Interested in trying a longwool breed other than the ubiquitous BFL? Try Perendale!

  • 100% New Zealand Perendale wool
  • Processing in New Zealand in a state-of-the-art mill
  • hand-dyed with love . . . and professional grade acid dyes

Perendale sheep originated in New Zealand. They were developed in the 1950s by Geoffrey Peren, who bred Romney ewes with Cheviot rams to produce easy-care sheep who do well on poor pasture and are easy to herd. Perendales are considered a long wool, and typically produce wool between 28-35 microns.

This roving is perfect for projects that need to stand up to hard wear. It will produce yarns with more elasticity than is typical in long wools.

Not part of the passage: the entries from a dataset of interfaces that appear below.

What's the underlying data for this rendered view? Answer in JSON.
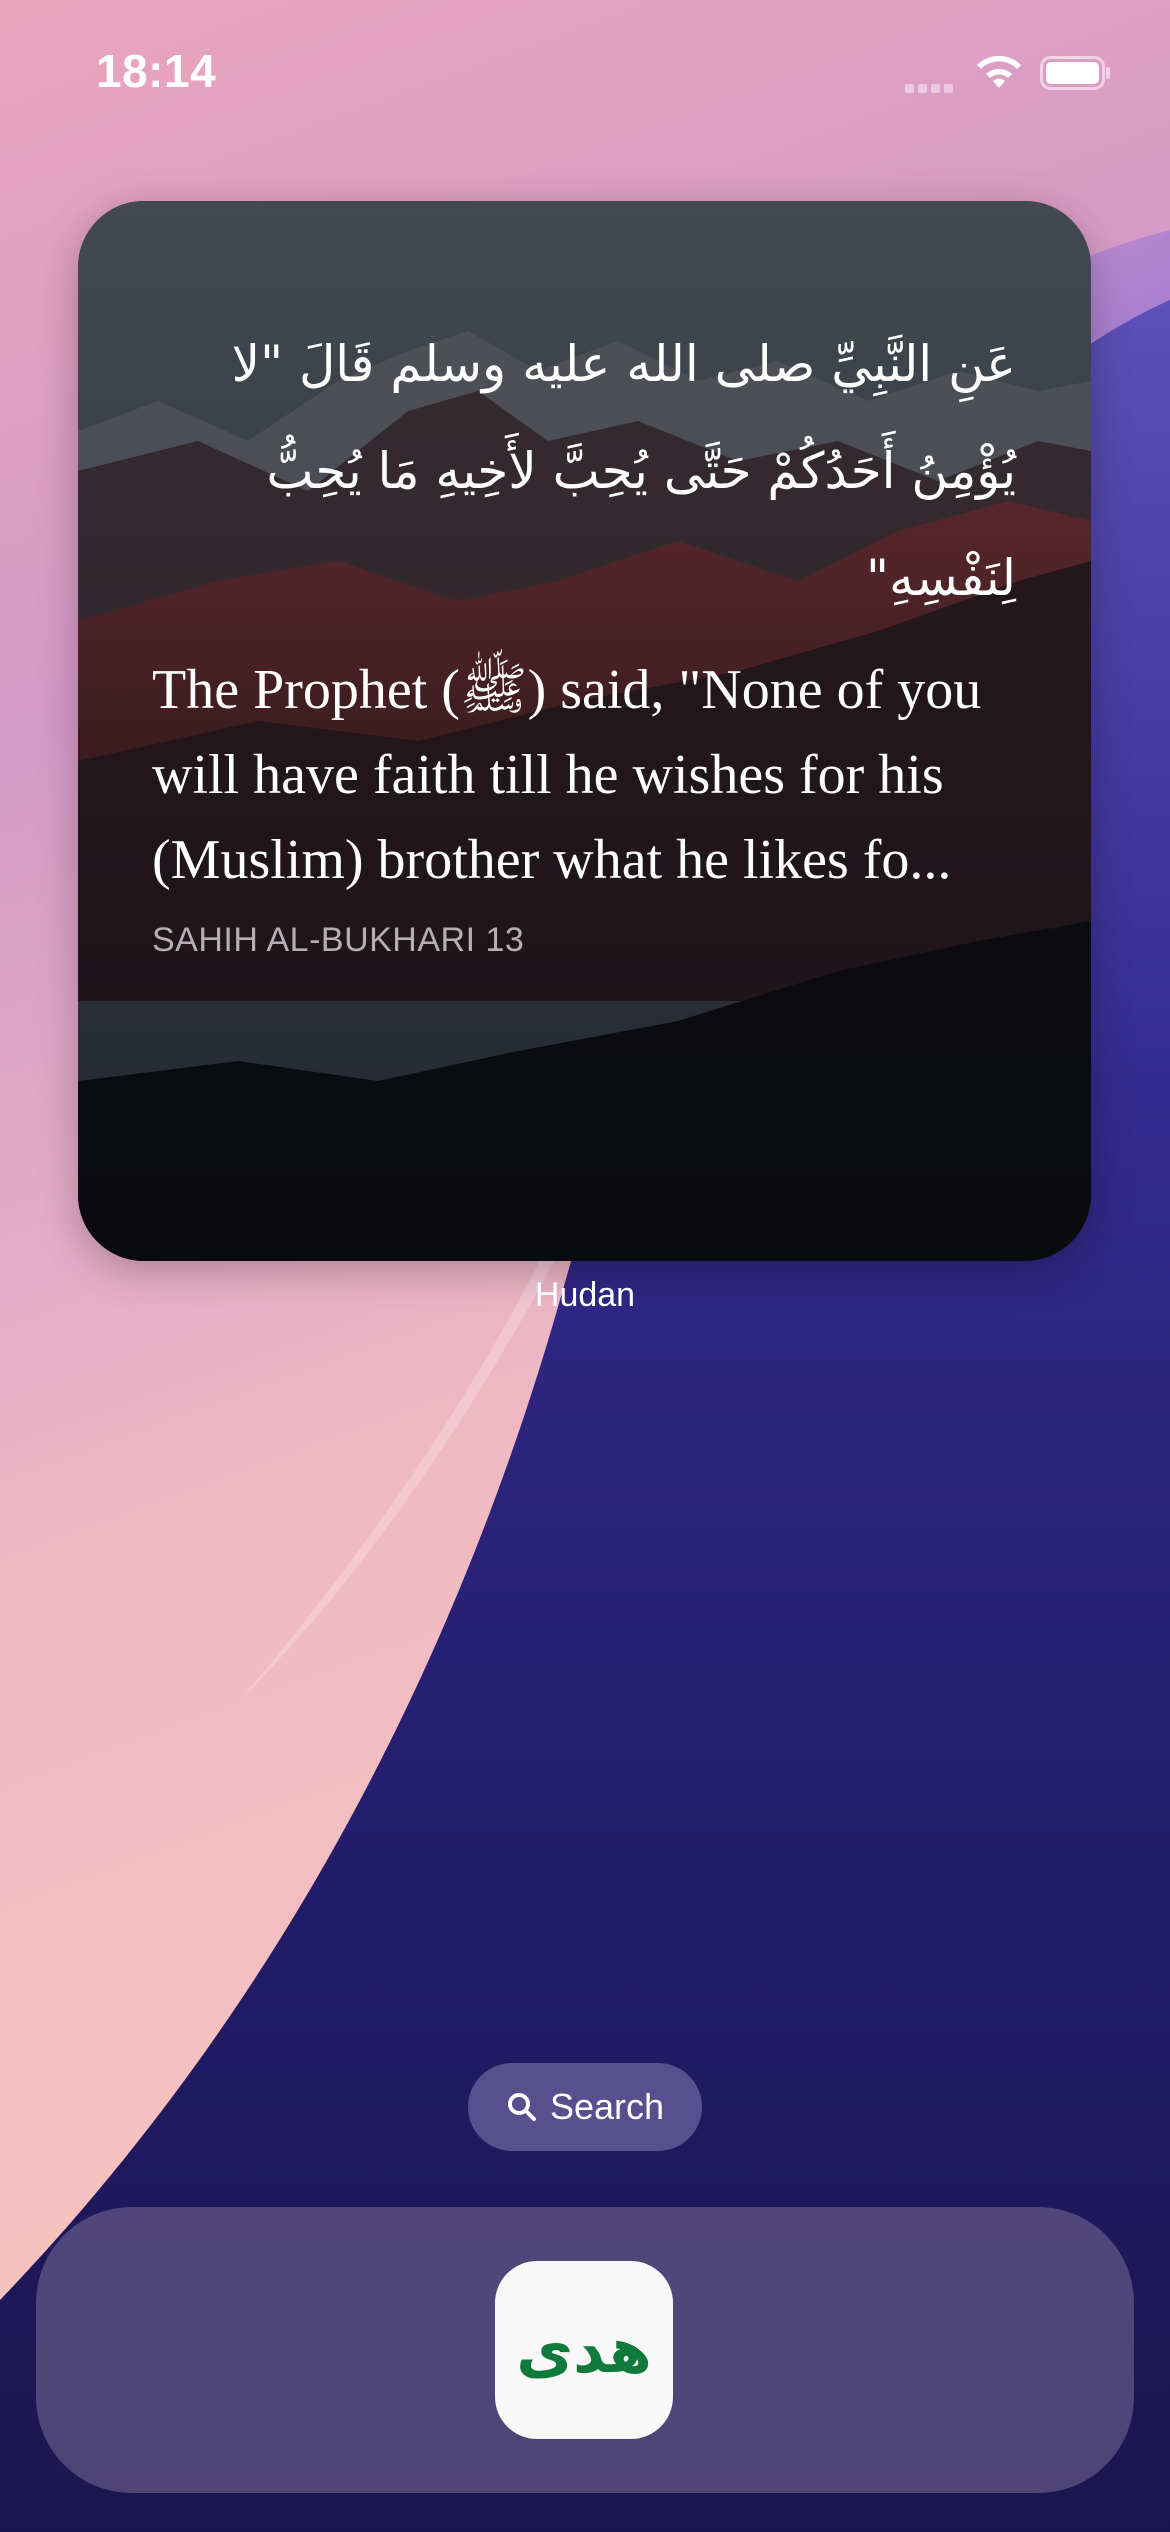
{
  "status_bar": {
    "time": "18:14"
  },
  "widget": {
    "arabic_text": "عَنِ النَّبِيِّ صلى الله عليه وسلم قَالَ \"لا يُؤْمِنُ أَحَدُكُمْ حَتَّى يُحِبَّ لأَخِيهِ مَا يُحِبُّ لِنَفْسِهِ\"",
    "english_text": "The Prophet (ﷺ) said, \"None of you\nwill have faith till he wishes for his\n(Muslim) brother what he likes fo...",
    "reference": "SAHIH AL-BUKHARI 13",
    "app_label": "Hudan"
  },
  "search": {
    "label": "Search"
  },
  "dock": {
    "apps": [
      {
        "name": "Hudan",
        "glyph": "هدى",
        "color": "#0f7a3c"
      }
    ]
  },
  "colors": {
    "icon_green": "#0f7a3c",
    "dock_bg": "#786e96",
    "wallpaper_navy": "#221a5c"
  }
}
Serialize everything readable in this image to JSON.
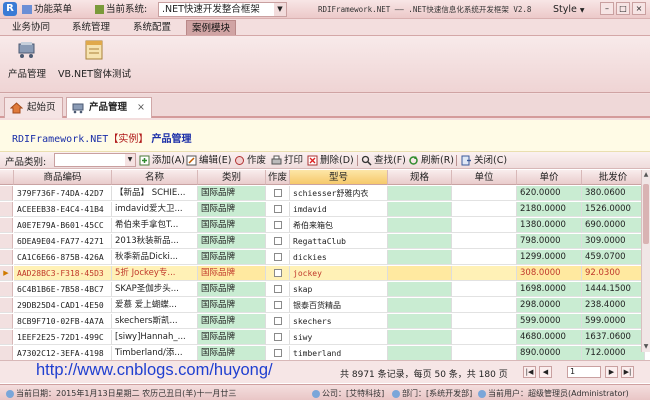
{
  "titlebar": {
    "logo": "R",
    "menu_label": "功能菜单",
    "system_label": "当前系统:",
    "system_value": ".NET快速开发整合框架",
    "app_title": "RDIFramework.NET  ——  .NET快速信息化系统开发框架 V2.8",
    "style_label": "Style",
    "min": "–",
    "max": "□",
    "close": "×"
  },
  "ribbon": {
    "tabs": [
      "业务协同",
      "系统管理",
      "系统配置",
      "案例模块"
    ],
    "active_tab": 3,
    "buttons": [
      "产品管理",
      "VB.NET窗体测试"
    ]
  },
  "doc_tabs": [
    {
      "label": "起始页",
      "close": ""
    },
    {
      "label": "产品管理",
      "close": "×"
    }
  ],
  "heading": {
    "brand": "RDIFramework.NET",
    "bracket": "【实例】",
    "title": "产品管理"
  },
  "toolbar": {
    "category_label": "产品类别:",
    "category_value": "",
    "buttons": [
      "添加(A)",
      "编辑(E)",
      "作废",
      "打印",
      "删除(D)",
      "查找(F)",
      "刷新(R)",
      "关闭(C)"
    ]
  },
  "grid": {
    "columns": [
      "商品编码",
      "名称",
      "类别",
      "作废",
      "型号",
      "规格",
      "单位",
      "单价",
      "批发价"
    ],
    "selected_column": 4,
    "current_row": 6,
    "rows": [
      [
        "379F736F-74DA-42D7",
        "【新品】 SCHIE...",
        "国际品牌",
        "",
        "schiesser舒雅内衣",
        "",
        "",
        "620.0000",
        "380.0600"
      ],
      [
        "ACEEEB38-E4C4-41B4",
        "imdavid爱大卫...",
        "国际品牌",
        "",
        "imdavid",
        "",
        "",
        "2180.0000",
        "1526.0000"
      ],
      [
        "A0E7E79A-B601-45CC",
        "希伯来手拿包T...",
        "国际品牌",
        "",
        "希伯来箱包",
        "",
        "",
        "1380.0000",
        "690.0000"
      ],
      [
        "6DEA9E04-FA77-4271",
        "2013秋装新品...",
        "国际品牌",
        "",
        "RegattaClub",
        "",
        "",
        "798.0000",
        "309.0000"
      ],
      [
        "CA1C6E66-875B-426A",
        "秋季新品Dicki...",
        "国际品牌",
        "",
        "dickies",
        "",
        "",
        "1299.0000",
        "459.0700"
      ],
      [
        "AAD28BC3-F318-45D3",
        "5折 Jockey专...",
        "国际品牌",
        "",
        "jockey",
        "",
        "",
        "308.0000",
        "92.0300"
      ],
      [
        "6C4B1B6E-7B58-4BC7",
        "SKAP圣伽步头...",
        "国际品牌",
        "",
        "skap",
        "",
        "",
        "1698.0000",
        "1444.1500"
      ],
      [
        "29DB25D4-CAD1-4E50",
        "爱慕 爱上蝴蝶...",
        "国际品牌",
        "",
        "银泰百货精品",
        "",
        "",
        "298.0000",
        "238.4000"
      ],
      [
        "8CB9F710-02FB-4A7A",
        "skechers斯凯...",
        "国际品牌",
        "",
        "skechers",
        "",
        "",
        "599.0000",
        "599.0000"
      ],
      [
        "1EEF2E25-72D1-499C",
        "[siwy]Hannah_...",
        "国际品牌",
        "",
        "siwy",
        "",
        "",
        "4680.0000",
        "1637.0600"
      ],
      [
        "A7302C12-3EFA-4198",
        "Timberland/添...",
        "国际品牌",
        "",
        "timberland",
        "",
        "",
        "890.0000",
        "712.0000"
      ]
    ]
  },
  "pager": {
    "url": "http://www.cnblogs.com/huyong/",
    "info": "共 8971 条记录，每页 50 条，共 180 页",
    "page": "1",
    "first": "|◀",
    "prev": "◀",
    "next": "▶",
    "last": "▶|"
  },
  "status": {
    "date": "当前日期：2015年1月13日星期二 农历己丑日(羊)十一月廿三",
    "company": "公司：[艾特科技]",
    "department": "部门：[系统开发部]",
    "user": "当前用户：超级管理员(Administrator)"
  },
  "colors": {
    "accent": "#d0a4a4",
    "grid_green": "#c9ecd2",
    "current_row": "#fff1b6",
    "link": "#1f3fd0"
  }
}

For garments, I like it best spun fairly thick with as little twist as possible. 

I use only professional-grade acid dyes that are wash- and light-fast, and I strive to run my dye-studio in an environmentally-sensitive way.